Rick Nauert in Psych Central:

Music-And-Brain-big-bigstockNew research discovers that your favorite music, be it Willie Nelson, Bach, the Beatles, or Bruno Mars, triggers a similar type of activity in your brain as other people’s favorites do in theirs.

Music is primal, said neuroradiologist Jonathan Burdette, M.D., of Wake Forest Baptist Medical Center in North Carolina. It affects all of us, but in very personal, unique ways.

“Your interaction with music is different than mine, but it’s still powerful,” he said.

“Your brain has a reaction when you like or don’t like something, including music. We’ve been able to take some baby steps into seeing that, and ‘dislike’ looks different than ‘like’ and much different than ‘favorite.’”

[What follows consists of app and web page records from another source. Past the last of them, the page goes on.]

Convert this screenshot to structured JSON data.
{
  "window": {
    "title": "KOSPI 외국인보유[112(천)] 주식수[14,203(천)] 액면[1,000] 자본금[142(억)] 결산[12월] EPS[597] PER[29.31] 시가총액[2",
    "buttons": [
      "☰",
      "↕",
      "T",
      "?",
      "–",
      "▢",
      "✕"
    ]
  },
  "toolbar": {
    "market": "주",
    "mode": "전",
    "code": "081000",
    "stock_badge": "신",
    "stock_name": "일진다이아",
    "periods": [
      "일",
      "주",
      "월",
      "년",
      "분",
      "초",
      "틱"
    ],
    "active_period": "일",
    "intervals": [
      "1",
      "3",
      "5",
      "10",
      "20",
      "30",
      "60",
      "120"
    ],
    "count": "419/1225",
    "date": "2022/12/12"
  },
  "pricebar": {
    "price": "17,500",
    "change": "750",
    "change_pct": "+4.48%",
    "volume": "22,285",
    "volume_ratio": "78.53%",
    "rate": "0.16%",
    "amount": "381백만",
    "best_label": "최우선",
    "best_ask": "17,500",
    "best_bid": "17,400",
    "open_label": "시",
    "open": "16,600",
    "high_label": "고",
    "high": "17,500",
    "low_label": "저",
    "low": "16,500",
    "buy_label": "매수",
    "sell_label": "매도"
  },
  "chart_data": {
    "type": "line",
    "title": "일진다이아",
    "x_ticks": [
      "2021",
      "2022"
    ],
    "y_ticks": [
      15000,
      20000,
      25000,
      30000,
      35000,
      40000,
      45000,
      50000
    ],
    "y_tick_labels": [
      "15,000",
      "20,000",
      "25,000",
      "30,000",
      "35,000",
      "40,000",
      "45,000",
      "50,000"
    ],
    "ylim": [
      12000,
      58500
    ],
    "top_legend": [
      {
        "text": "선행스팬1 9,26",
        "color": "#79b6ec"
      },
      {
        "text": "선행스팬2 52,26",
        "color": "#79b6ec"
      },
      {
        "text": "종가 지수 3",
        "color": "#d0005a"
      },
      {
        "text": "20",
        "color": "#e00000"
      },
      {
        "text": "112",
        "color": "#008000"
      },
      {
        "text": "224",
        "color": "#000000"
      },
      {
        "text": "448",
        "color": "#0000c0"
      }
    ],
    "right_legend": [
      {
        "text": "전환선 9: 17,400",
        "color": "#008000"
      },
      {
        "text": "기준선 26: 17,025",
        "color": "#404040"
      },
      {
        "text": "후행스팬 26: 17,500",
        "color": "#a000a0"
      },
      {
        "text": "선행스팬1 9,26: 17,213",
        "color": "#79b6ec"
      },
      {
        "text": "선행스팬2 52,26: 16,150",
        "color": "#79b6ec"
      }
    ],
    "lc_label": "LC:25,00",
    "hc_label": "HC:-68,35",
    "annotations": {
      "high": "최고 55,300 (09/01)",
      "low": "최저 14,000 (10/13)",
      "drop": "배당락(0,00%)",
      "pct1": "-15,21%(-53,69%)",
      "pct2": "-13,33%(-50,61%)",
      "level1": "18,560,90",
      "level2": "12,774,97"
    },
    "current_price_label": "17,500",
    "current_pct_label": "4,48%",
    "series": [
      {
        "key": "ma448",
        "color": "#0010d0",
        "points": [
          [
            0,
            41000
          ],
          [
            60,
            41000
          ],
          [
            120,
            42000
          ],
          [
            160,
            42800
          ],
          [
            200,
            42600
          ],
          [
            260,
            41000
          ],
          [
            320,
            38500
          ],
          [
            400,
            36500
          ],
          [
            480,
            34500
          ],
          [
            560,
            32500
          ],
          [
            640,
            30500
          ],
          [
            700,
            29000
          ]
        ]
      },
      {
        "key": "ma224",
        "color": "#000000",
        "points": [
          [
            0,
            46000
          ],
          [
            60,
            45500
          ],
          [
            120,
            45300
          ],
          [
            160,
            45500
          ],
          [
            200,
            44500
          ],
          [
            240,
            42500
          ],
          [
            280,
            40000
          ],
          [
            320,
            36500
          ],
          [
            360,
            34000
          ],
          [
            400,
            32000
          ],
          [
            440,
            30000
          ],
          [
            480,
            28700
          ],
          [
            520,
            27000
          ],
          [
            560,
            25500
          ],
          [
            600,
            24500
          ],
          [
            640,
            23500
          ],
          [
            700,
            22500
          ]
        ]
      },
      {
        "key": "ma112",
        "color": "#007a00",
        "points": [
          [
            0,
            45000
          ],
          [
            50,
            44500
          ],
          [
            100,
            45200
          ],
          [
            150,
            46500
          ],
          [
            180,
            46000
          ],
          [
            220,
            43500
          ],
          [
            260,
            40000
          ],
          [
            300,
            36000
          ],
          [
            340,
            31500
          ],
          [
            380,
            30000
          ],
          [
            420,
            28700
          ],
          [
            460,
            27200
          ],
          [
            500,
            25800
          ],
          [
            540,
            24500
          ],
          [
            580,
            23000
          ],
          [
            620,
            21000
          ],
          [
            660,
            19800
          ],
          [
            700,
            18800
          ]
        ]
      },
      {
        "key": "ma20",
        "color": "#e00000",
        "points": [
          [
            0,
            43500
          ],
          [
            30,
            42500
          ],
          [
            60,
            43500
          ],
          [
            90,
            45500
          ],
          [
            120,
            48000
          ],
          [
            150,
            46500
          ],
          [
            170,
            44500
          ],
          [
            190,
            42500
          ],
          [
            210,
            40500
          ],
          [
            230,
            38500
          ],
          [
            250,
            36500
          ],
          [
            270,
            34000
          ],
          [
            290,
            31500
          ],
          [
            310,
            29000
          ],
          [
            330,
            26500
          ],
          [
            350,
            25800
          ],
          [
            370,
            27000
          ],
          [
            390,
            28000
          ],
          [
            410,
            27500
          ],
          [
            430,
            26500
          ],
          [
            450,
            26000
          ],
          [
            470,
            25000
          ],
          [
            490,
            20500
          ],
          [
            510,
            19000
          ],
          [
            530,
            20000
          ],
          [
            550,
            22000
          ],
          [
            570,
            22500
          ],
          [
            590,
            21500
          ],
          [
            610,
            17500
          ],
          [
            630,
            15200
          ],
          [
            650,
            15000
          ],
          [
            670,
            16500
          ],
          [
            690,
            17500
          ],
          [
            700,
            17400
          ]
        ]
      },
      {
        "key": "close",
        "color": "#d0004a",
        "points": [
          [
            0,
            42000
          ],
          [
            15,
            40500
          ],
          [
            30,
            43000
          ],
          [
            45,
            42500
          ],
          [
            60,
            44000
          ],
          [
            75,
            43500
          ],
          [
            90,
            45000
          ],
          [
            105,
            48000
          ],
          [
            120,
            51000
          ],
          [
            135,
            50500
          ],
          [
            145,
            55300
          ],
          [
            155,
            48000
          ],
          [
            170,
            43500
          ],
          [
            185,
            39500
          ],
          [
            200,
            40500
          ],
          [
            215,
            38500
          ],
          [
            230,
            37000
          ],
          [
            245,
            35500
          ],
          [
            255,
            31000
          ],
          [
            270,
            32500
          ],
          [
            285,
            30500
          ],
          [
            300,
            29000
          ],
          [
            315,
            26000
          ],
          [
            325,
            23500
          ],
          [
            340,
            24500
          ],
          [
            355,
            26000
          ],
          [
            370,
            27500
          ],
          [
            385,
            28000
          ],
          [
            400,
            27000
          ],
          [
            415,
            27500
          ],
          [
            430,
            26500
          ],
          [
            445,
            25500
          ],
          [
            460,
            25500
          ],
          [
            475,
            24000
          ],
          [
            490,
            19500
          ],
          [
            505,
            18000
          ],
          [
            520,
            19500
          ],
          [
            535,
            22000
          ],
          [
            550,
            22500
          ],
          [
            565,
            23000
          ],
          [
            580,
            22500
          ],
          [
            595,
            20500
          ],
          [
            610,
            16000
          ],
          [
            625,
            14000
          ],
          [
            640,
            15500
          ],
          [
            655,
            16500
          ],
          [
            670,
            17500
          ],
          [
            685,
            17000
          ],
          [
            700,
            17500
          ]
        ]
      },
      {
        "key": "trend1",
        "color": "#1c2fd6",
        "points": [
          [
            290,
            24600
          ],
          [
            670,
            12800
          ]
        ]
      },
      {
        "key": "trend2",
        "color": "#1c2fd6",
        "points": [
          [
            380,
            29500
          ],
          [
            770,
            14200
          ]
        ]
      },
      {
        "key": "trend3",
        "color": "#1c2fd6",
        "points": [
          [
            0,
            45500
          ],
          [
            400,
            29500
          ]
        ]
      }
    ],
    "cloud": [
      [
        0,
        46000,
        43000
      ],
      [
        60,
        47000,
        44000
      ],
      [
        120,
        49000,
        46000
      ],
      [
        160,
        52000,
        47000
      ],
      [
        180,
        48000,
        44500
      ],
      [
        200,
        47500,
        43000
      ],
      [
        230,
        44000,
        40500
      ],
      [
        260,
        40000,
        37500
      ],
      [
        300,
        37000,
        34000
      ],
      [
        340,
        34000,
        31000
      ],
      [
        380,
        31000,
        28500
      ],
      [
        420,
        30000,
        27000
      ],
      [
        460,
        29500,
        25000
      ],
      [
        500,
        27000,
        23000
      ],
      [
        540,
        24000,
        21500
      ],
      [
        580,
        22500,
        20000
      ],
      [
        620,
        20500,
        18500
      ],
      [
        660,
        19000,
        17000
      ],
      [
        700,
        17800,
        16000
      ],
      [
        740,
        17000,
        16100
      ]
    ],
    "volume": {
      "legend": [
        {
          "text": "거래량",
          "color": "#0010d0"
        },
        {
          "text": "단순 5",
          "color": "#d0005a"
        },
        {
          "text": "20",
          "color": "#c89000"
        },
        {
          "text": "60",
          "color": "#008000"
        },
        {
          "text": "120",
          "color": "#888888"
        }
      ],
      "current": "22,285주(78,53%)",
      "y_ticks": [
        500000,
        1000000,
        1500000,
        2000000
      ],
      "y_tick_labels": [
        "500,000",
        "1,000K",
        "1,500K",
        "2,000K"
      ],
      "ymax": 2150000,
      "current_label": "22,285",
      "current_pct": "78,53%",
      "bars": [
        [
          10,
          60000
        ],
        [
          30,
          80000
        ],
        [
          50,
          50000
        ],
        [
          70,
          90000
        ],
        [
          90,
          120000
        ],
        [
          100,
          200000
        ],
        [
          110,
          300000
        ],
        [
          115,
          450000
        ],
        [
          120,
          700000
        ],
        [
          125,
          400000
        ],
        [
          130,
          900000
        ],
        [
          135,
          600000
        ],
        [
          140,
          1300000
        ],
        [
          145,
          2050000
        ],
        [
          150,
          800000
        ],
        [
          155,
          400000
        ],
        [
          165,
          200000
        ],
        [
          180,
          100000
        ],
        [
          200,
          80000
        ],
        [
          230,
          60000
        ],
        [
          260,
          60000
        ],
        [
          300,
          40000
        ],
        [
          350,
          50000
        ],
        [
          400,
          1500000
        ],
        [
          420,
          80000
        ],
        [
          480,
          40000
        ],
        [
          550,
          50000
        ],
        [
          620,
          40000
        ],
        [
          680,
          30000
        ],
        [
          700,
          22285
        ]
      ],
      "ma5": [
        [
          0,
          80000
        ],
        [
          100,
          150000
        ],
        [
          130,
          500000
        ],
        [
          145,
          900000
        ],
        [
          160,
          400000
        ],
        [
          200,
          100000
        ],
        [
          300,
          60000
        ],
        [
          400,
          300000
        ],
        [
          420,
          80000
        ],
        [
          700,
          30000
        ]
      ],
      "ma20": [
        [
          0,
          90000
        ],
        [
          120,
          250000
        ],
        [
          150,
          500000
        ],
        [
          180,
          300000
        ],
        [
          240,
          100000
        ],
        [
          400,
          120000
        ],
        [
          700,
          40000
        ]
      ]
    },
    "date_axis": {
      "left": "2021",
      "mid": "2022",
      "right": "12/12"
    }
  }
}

To study how music preferences might affect functional brain connectivity — the interactions among separate areas of the brain — Burdette and his fellow investigators used functional magnetic resonance imaging (fMRI), which depicts brain activity by detecting changes in blood flow.

Scans were made of 21 people while they listened to music they said they most liked and disliked from among five genres (classical, country, rap, rock, and Chinese opera) and to a song or piece of music they had previously named as their personal favorite.

Those fMRI scans showed a consistent pattern: The listeners’ preferences, not the type of music they were listening to, had the greatest impact on brain connectivity, especially on a brain circuit known to be involved in internally focused thought, empathy, and self-awareness.

More here.